== About this task ==
Pull every line containing the word "Seal" out of the material below.
....................
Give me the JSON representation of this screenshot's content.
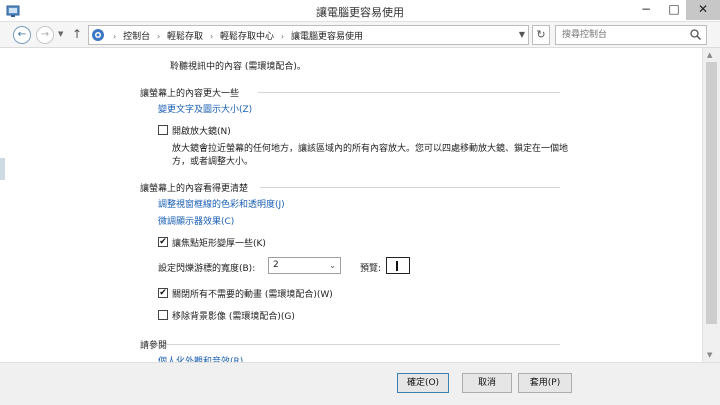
{
  "window": {
    "title": "讓電腦更容易使用",
    "minimize": "−",
    "maximize": "□",
    "close": "✕"
  },
  "navigation": {
    "breadcrumbs": [
      "控制台",
      "輕鬆存取",
      "輕鬆存取中心",
      "讓電腦更容易使用"
    ],
    "separator": "›",
    "search_placeholder": "搜尋控制台"
  },
  "content": {
    "top_line": "聆聽視訊中的內容 (需環境配合)。",
    "section_larger": {
      "heading": "讓螢幕上的內容更大一些",
      "link_text_size": "變更文字及圖示大小(Z)",
      "magnifier": {
        "label": "開啟放大鏡(N)",
        "checked": false,
        "description_line1": "放大鏡會拉近螢幕的任何地方，讓該區域內的所有內容放大。您可以四處移動放大鏡、鎖定在一個地",
        "description_line2": "方，或者調整大小。"
      }
    },
    "section_visible": {
      "heading": "讓螢幕上的內容看得更清楚",
      "link_window_colors": "調整視窗框線的色彩和透明度(J)",
      "link_display_effects": "微調顯示器效果(C)",
      "focus_rectangle": {
        "label": "讓焦點矩形變厚一些(K)",
        "checked": true
      },
      "cursor_thickness": {
        "label": "設定閃爍游標的寬度(B):",
        "selected": "2",
        "preview_label": "預覽:"
      },
      "disable_animations": {
        "label": "關閉所有不需要的動畫 (需環境配合)(W)",
        "checked": true
      },
      "remove_background": {
        "label": "移除背景影像 (需環境配合)(G)",
        "checked": false
      }
    },
    "section_see_also": {
      "heading": "請參閱",
      "link_personalize": "個人化外觀和音效(R)"
    }
  },
  "buttons": {
    "ok": "確定(O)",
    "cancel": "取消",
    "apply": "套用(P)"
  }
}
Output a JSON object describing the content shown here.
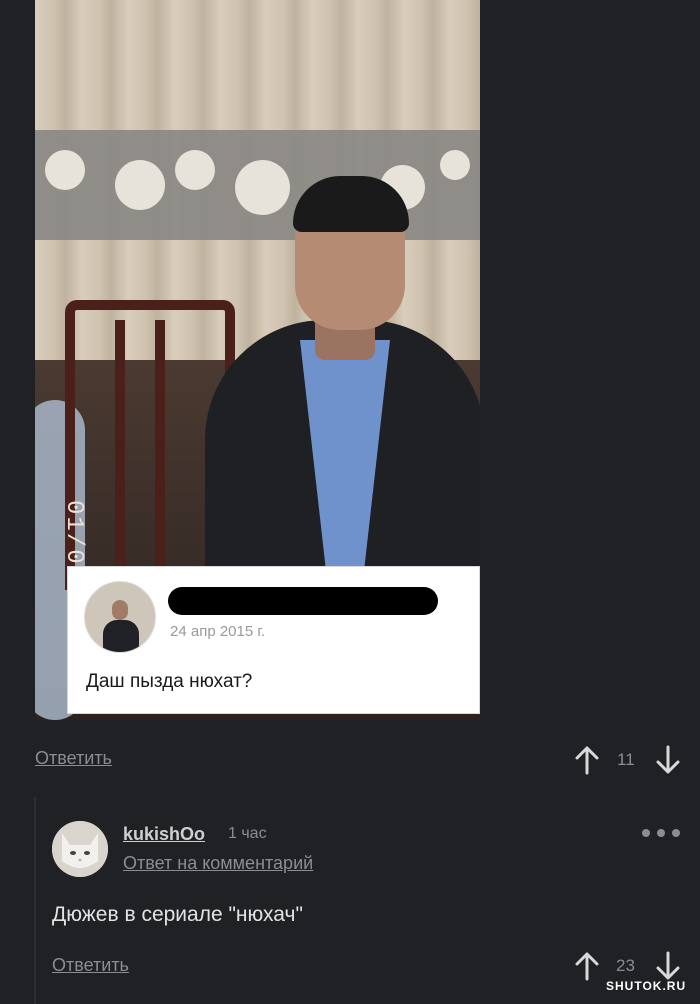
{
  "post": {
    "photo_timestamp_overlay": "01/0",
    "embedded_card": {
      "date": "24 апр 2015 г.",
      "message": "Даш пызда нюхат?"
    },
    "reply_label": "Ответить",
    "vote_count": "11"
  },
  "reply_comment": {
    "username": "kukishOo",
    "time": "1 час",
    "reply_to_label": "Ответ на комментарий",
    "text": "Дюжев в сериале \"нюхач\"",
    "reply_label": "Ответить",
    "vote_count": "23"
  },
  "watermark": "SHUTOK.RU",
  "icons": {
    "upvote": "arrow-up-icon",
    "downvote": "arrow-down-icon",
    "more": "more-dots-icon"
  },
  "colors": {
    "background": "#1f2124",
    "muted_text": "#8a8d91",
    "text": "#e3e3e3"
  }
}
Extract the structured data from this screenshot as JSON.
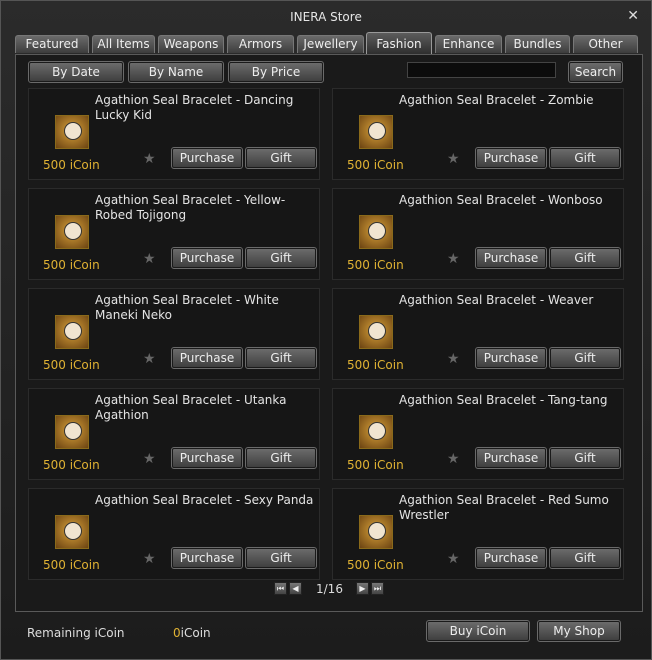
{
  "window": {
    "title": "INERA Store",
    "close_icon": "close-icon"
  },
  "tabs": [
    {
      "label": "Featured",
      "active": false
    },
    {
      "label": "All Items",
      "active": false
    },
    {
      "label": "Weapons",
      "active": false
    },
    {
      "label": "Armors",
      "active": false
    },
    {
      "label": "Jewellery",
      "active": false
    },
    {
      "label": "Fashion",
      "active": true
    },
    {
      "label": "Enhance",
      "active": false
    },
    {
      "label": "Bundles",
      "active": false
    },
    {
      "label": "Other",
      "active": false
    }
  ],
  "sort": {
    "by_date": "By Date",
    "by_name": "By Name",
    "by_price": "By Price"
  },
  "search": {
    "value": "",
    "button": "Search"
  },
  "items": [
    {
      "name": "Agathion Seal Bracelet - Dancing Lucky Kid",
      "price": "500 iCoin",
      "purchase": "Purchase",
      "gift": "Gift",
      "icon": "agathion-icon"
    },
    {
      "name": "Agathion Seal Bracelet - Zombie",
      "price": "500 iCoin",
      "purchase": "Purchase",
      "gift": "Gift",
      "icon": "agathion-icon"
    },
    {
      "name": "Agathion Seal Bracelet - Yellow-Robed Tojigong",
      "price": "500 iCoin",
      "purchase": "Purchase",
      "gift": "Gift",
      "icon": "agathion-icon"
    },
    {
      "name": "Agathion Seal Bracelet - Wonboso",
      "price": "500 iCoin",
      "purchase": "Purchase",
      "gift": "Gift",
      "icon": "agathion-icon"
    },
    {
      "name": "Agathion Seal Bracelet - White Maneki Neko",
      "price": "500 iCoin",
      "purchase": "Purchase",
      "gift": "Gift",
      "icon": "agathion-icon"
    },
    {
      "name": "Agathion Seal Bracelet - Weaver",
      "price": "500 iCoin",
      "purchase": "Purchase",
      "gift": "Gift",
      "icon": "agathion-icon"
    },
    {
      "name": "Agathion Seal Bracelet - Utanka Agathion",
      "price": "500 iCoin",
      "purchase": "Purchase",
      "gift": "Gift",
      "icon": "agathion-icon"
    },
    {
      "name": "Agathion Seal Bracelet - Tang-tang",
      "price": "500 iCoin",
      "purchase": "Purchase",
      "gift": "Gift",
      "icon": "agathion-icon"
    },
    {
      "name": "Agathion Seal Bracelet - Sexy Panda",
      "price": "500 iCoin",
      "purchase": "Purchase",
      "gift": "Gift",
      "icon": "agathion-icon"
    },
    {
      "name": "Agathion Seal Bracelet - Red Sumo Wrestler",
      "price": "500 iCoin",
      "purchase": "Purchase",
      "gift": "Gift",
      "icon": "agathion-icon"
    }
  ],
  "pagination": {
    "text": "1/16",
    "first": "first-page-icon",
    "prev": "prev-page-icon",
    "next": "next-page-icon",
    "last": "last-page-icon"
  },
  "footer": {
    "remaining_label": "Remaining iCoin",
    "balance": "0",
    "balance_unit": "iCoin",
    "buy_icoin": "Buy iCoin",
    "my_shop": "My Shop"
  },
  "colors": {
    "price": "#e0b233",
    "accent_border": "#8a6a1a"
  }
}
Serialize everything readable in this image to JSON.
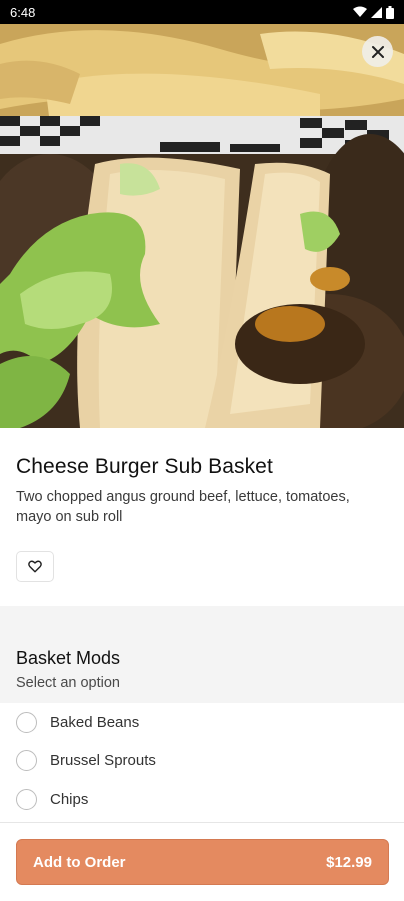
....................
== Solution for this task ==
      "name": "Agathion Seal Bracelet - Dancing Lucky Kid",
      "name": "Agathion Seal Bracelet - Zombie",
      "name": "Agathion Seal Bracelet - Yellow-Robed Tojigong",
      "name": "Agathion Seal Bracelet - Wonboso",
      "name": "Agathion Seal Bracelet - White Maneki Neko",
      "name": "Agathion Seal Bracelet - Weaver",
      "name": "Agathion Seal Bracelet - Utanka Agathion",
      "name": "Agathion Seal Bracelet - Tang-tang",
      "name": "Agathion Seal Bracelet - Sexy Panda",
      "name": "Agathion Seal Bracelet - Red Sumo Wrestler",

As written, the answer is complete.